A great place for fresh and tasty Mexican seafood dishes

Given the culinary demands of a friend on a low carb diet binge and my own ever-present craving for fresh Mexican seafood preparations, a meal at Puerto Peñasco restaurant on Airport Road was a evidence. Plus, it was out of my Santa Fe orbit, and that made it a good fit for a review.

So we went on a recent Monday for a three course lunch.
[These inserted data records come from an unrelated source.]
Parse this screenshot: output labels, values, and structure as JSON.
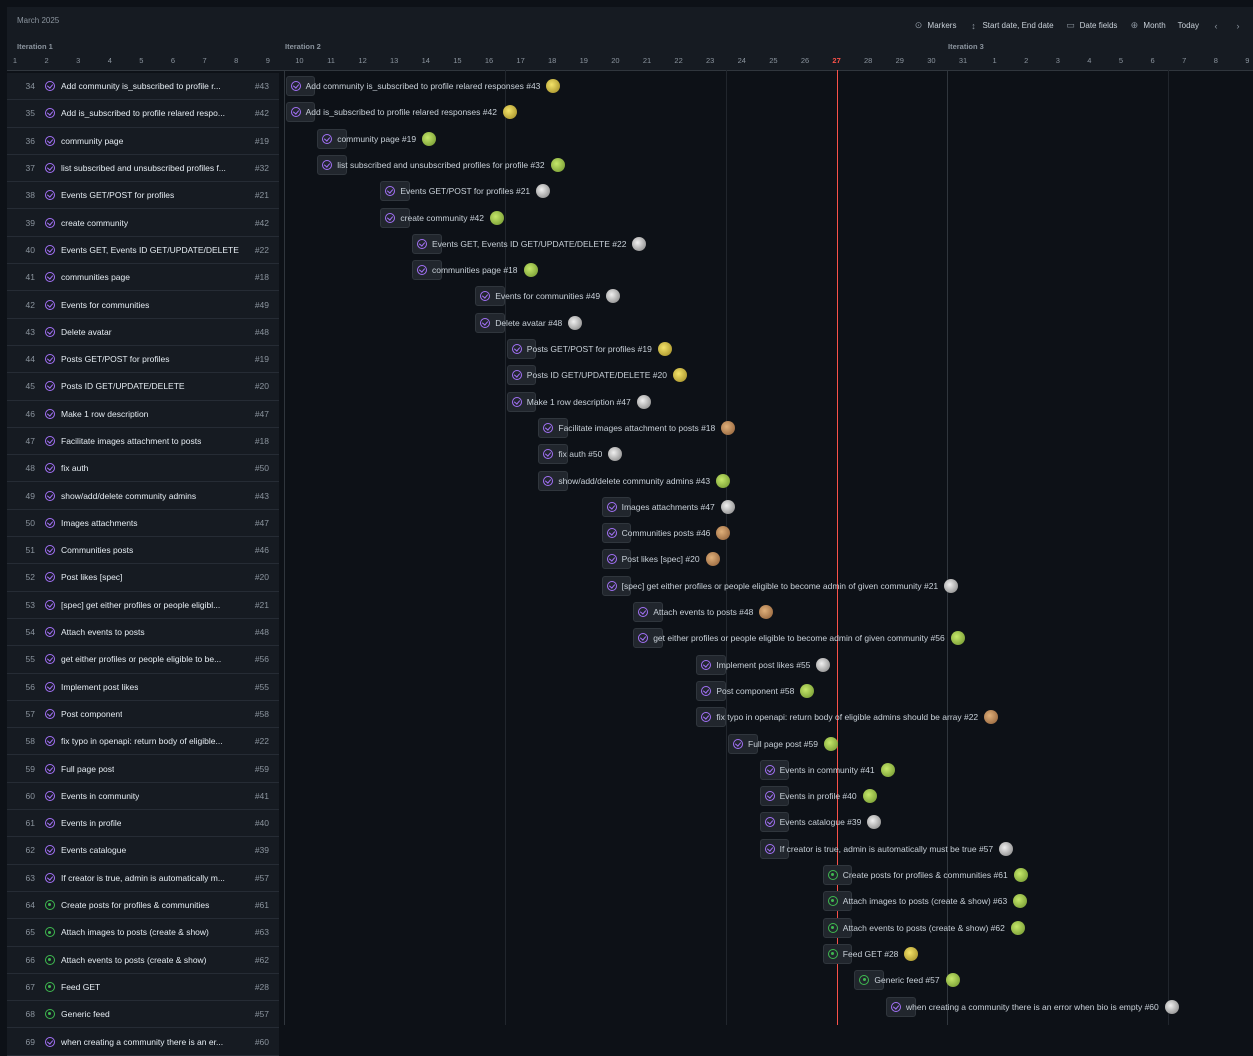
{
  "header": {
    "month": "March 2025",
    "iterations": [
      "Iteration 1",
      "Iteration 2",
      "Iteration 3"
    ],
    "toolbar": {
      "markers": "Markers",
      "dates": "Start date, End date",
      "date_fields": "Date fields",
      "zoom": "Month",
      "today": "Today"
    },
    "days": [
      "1",
      "2",
      "3",
      "4",
      "5",
      "6",
      "7",
      "8",
      "9",
      "10",
      "11",
      "12",
      "13",
      "14",
      "15",
      "16",
      "17",
      "18",
      "19",
      "20",
      "21",
      "22",
      "23",
      "24",
      "25",
      "26",
      "27",
      "28",
      "29",
      "30",
      "31",
      "1",
      "2",
      "3",
      "4",
      "5",
      "6",
      "7",
      "8",
      "9"
    ],
    "today_label": "27"
  },
  "rows": [
    {
      "num": "34",
      "title": "Add community is_subscribed to profile r...",
      "issue": "#43",
      "bar": "Add community is_subscribed to profile relared responses #43",
      "status": "closed",
      "start": 10,
      "avatar": "y"
    },
    {
      "num": "35",
      "title": "Add is_subscribed to profile relared respo...",
      "issue": "#42",
      "bar": "Add is_subscribed to profile relared responses #42",
      "status": "closed",
      "start": 10,
      "avatar": "y"
    },
    {
      "num": "36",
      "title": "community page",
      "issue": "#19",
      "bar": "community page #19",
      "status": "closed",
      "start": 11,
      "avatar": "g"
    },
    {
      "num": "37",
      "title": "list subscribed and unsubscribed profiles f...",
      "issue": "#32",
      "bar": "list subscribed and unsubscribed profiles for profile #32",
      "status": "closed",
      "start": 11,
      "avatar": "g"
    },
    {
      "num": "38",
      "title": "Events GET/POST for profiles",
      "issue": "#21",
      "bar": "Events GET/POST for profiles #21",
      "status": "closed",
      "start": 13,
      "avatar": "w"
    },
    {
      "num": "39",
      "title": "create community",
      "issue": "#42",
      "bar": "create community #42",
      "status": "closed",
      "start": 13,
      "avatar": "g"
    },
    {
      "num": "40",
      "title": "Events GET, Events ID GET/UPDATE/DELETE",
      "issue": "#22",
      "bar": "Events GET, Events ID GET/UPDATE/DELETE #22",
      "status": "closed",
      "start": 14,
      "avatar": "w"
    },
    {
      "num": "41",
      "title": "communities page",
      "issue": "#18",
      "bar": "communities page #18",
      "status": "closed",
      "start": 14,
      "avatar": "g"
    },
    {
      "num": "42",
      "title": "Events for communities",
      "issue": "#49",
      "bar": "Events for communities #49",
      "status": "closed",
      "start": 16,
      "avatar": "w"
    },
    {
      "num": "43",
      "title": "Delete avatar",
      "issue": "#48",
      "bar": "Delete avatar #48",
      "status": "closed",
      "start": 16,
      "avatar": "w"
    },
    {
      "num": "44",
      "title": "Posts GET/POST for profiles",
      "issue": "#19",
      "bar": "Posts GET/POST for profiles #19",
      "status": "closed",
      "start": 17,
      "avatar": "y"
    },
    {
      "num": "45",
      "title": "Posts ID GET/UPDATE/DELETE",
      "issue": "#20",
      "bar": "Posts ID GET/UPDATE/DELETE #20",
      "status": "closed",
      "start": 17,
      "avatar": "y"
    },
    {
      "num": "46",
      "title": "Make 1 row description",
      "issue": "#47",
      "bar": "Make 1 row description #47",
      "status": "closed",
      "start": 17,
      "avatar": "w"
    },
    {
      "num": "47",
      "title": "Facilitate images attachment to posts",
      "issue": "#18",
      "bar": "Facilitate images attachment to posts #18",
      "status": "closed",
      "start": 18,
      "avatar": ""
    },
    {
      "num": "48",
      "title": "fix auth",
      "issue": "#50",
      "bar": "fix auth #50",
      "status": "closed",
      "start": 18,
      "avatar": "w"
    },
    {
      "num": "49",
      "title": "show/add/delete community admins",
      "issue": "#43",
      "bar": "show/add/delete community admins #43",
      "status": "closed",
      "start": 18,
      "avatar": "g"
    },
    {
      "num": "50",
      "title": "Images attachments",
      "issue": "#47",
      "bar": "Images attachments #47",
      "status": "closed",
      "start": 20,
      "avatar": "w"
    },
    {
      "num": "51",
      "title": "Communities posts",
      "issue": "#46",
      "bar": "Communities posts #46",
      "status": "closed",
      "start": 20,
      "avatar": ""
    },
    {
      "num": "52",
      "title": "Post likes [spec]",
      "issue": "#20",
      "bar": "Post likes [spec] #20",
      "status": "closed",
      "start": 20,
      "avatar": ""
    },
    {
      "num": "53",
      "title": "[spec] get either profiles or people eligibl...",
      "issue": "#21",
      "bar": "[spec] get either profiles or people eligible to become admin of given community #21",
      "status": "closed",
      "start": 20,
      "avatar": "w"
    },
    {
      "num": "54",
      "title": "Attach events to posts",
      "issue": "#48",
      "bar": "Attach events to posts #48",
      "status": "closed",
      "start": 21,
      "avatar": ""
    },
    {
      "num": "55",
      "title": "get either profiles or people eligible to be...",
      "issue": "#56",
      "bar": "get either profiles or people eligible to become admin of given community #56",
      "status": "closed",
      "start": 21,
      "avatar": "g"
    },
    {
      "num": "56",
      "title": "Implement post likes",
      "issue": "#55",
      "bar": "Implement post likes #55",
      "status": "closed",
      "start": 23,
      "avatar": "w"
    },
    {
      "num": "57",
      "title": "Post component",
      "issue": "#58",
      "bar": "Post component #58",
      "status": "closed",
      "start": 23,
      "avatar": "g"
    },
    {
      "num": "58",
      "title": "fix typo in openapi: return body of eligible...",
      "issue": "#22",
      "bar": "fix typo in openapi: return body of eligible admins should be array #22",
      "status": "closed",
      "start": 23,
      "avatar": ""
    },
    {
      "num": "59",
      "title": "Full page post",
      "issue": "#59",
      "bar": "Full page post #59",
      "status": "closed",
      "start": 24,
      "avatar": "g"
    },
    {
      "num": "60",
      "title": "Events in community",
      "issue": "#41",
      "bar": "Events in community #41",
      "status": "closed",
      "start": 25,
      "avatar": "g"
    },
    {
      "num": "61",
      "title": "Events in profile",
      "issue": "#40",
      "bar": "Events in profile #40",
      "status": "closed",
      "start": 25,
      "avatar": "g"
    },
    {
      "num": "62",
      "title": "Events catalogue",
      "issue": "#39",
      "bar": "Events catalogue #39",
      "status": "closed",
      "start": 25,
      "avatar": "w"
    },
    {
      "num": "63",
      "title": "If creator is true, admin is automatically m...",
      "issue": "#57",
      "bar": "If creator is true, admin is automatically must be true #57",
      "status": "closed",
      "start": 25,
      "avatar": "w"
    },
    {
      "num": "64",
      "title": "Create posts for profiles & communities",
      "issue": "#61",
      "bar": "Create posts for profiles & communities #61",
      "status": "open",
      "start": 27,
      "avatar": "g"
    },
    {
      "num": "65",
      "title": "Attach images to posts (create & show)",
      "issue": "#63",
      "bar": "Attach images to posts (create & show) #63",
      "status": "open",
      "start": 27,
      "avatar": "g"
    },
    {
      "num": "66",
      "title": "Attach events to posts (create & show)",
      "issue": "#62",
      "bar": "Attach events to posts (create & show) #62",
      "status": "open",
      "start": 27,
      "avatar": "g"
    },
    {
      "num": "67",
      "title": "Feed GET",
      "issue": "#28",
      "bar": "Feed GET #28",
      "status": "open",
      "start": 27,
      "avatar": "y"
    },
    {
      "num": "68",
      "title": "Generic feed",
      "issue": "#57",
      "bar": "Generic feed #57",
      "status": "open",
      "start": 28,
      "avatar": "g"
    },
    {
      "num": "69",
      "title": "when creating a community there is an er...",
      "issue": "#60",
      "bar": "when creating a community there is an error when bio is empty #60",
      "status": "closed",
      "start": 29,
      "avatar": "w"
    }
  ]
}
We left satisfied with our choices.

Puerto Peñasco serves roasted tomato salsa and fries with what I call avocado cream – a lightly tangy cream with jalapeño – when the menu comes up. We were fine with that: the salsa was warm enough for my guest and the cream, while also spicy, was tame enough for me.

An extra side of guacamole ($6.95) arrived fresh, big, and spicy, with fresh fries, and a little shrimp cocktail ($8.95) earned the same adjectives and pleased my guest.

Puerto Peñasco’s main course list includes just about every type of seafood preparation you’ll typically find south of the border, including fish steamed with garlic and butter, or with mushrooms and tequila, or chipotles and cream. Fish tacos, of course, and shrimp all over the place. But you can get a variety of steak preparations, including one or two straight with baked potatoes, as well as classic meat tacos and enchiladas.

We were there for the seafood, however, so we bypassed everything but that. My guest chose ostiones gratinados, half a dozen oysters on the half shell, briefly grilled with bacon and cheese ($8.95). I admit I prefer my oysters fresh, raw and no frills, but she found the bacon very smoky and the bland queso fresco on the grilled half shells tasty.

I knew what I wanted before I even got to Puerto Peñasco, so I ordered what I almost always get at Mexican-style seafood restaurants: levantamuertos, or raising the dead – fruit cup fresh seafood, including shucked raw oysters, calamari, shrimp and scallops, in a sauce resembling tomato juice, topped with onion, avocado and cilantro ($14.95).

Served with a generous helping of lime slices, that was all I wanted. If I had one criticism, it would be that the tomato “broth” wasn’t as rich as elsewhere in town, but the seafood was fresh and the portion generous. (Puerto Peñasco also serves this hot combination, like a caldo or stew, but I’ll save that for a winter visit.)

Like most Mexican restaurants around, Puerto Peñasco offers only a few dessert choices. We bypassed the tres leches cake, actually a favorite of mine, in favor of my guest’s preference for the flan ($4.95). It was downright good: a bit more burnt sugar caramel flavor than usual, which I considered a plus, and quite dense.

I’m sure the common contemporary preparation involves sweetened condensed milk, rather than the old-fashioned, tedious preparation of eggs and milk that is the basis of flan’s French cousin, crème brûlée. Although I couldn’t find any flan recipes in any of my own Mexican cookbooks, an internet search yielded several, most involving sweetened condensed milk and eggs – a modern hybrid, apparently, of pudding with the old one on the stove. and pastry cream.

I wouldn’t give Puerto Peñasco high marks in the decor department; it is a modest cafe in every way. But the cabins are comfortable and the service was good (and bilingual). And on the Monday we visited, it was pleasantly uncrowded. If you’re on Airport Road and hungry, this is a good place to find a relatively healthy meal.

Dino S. Williams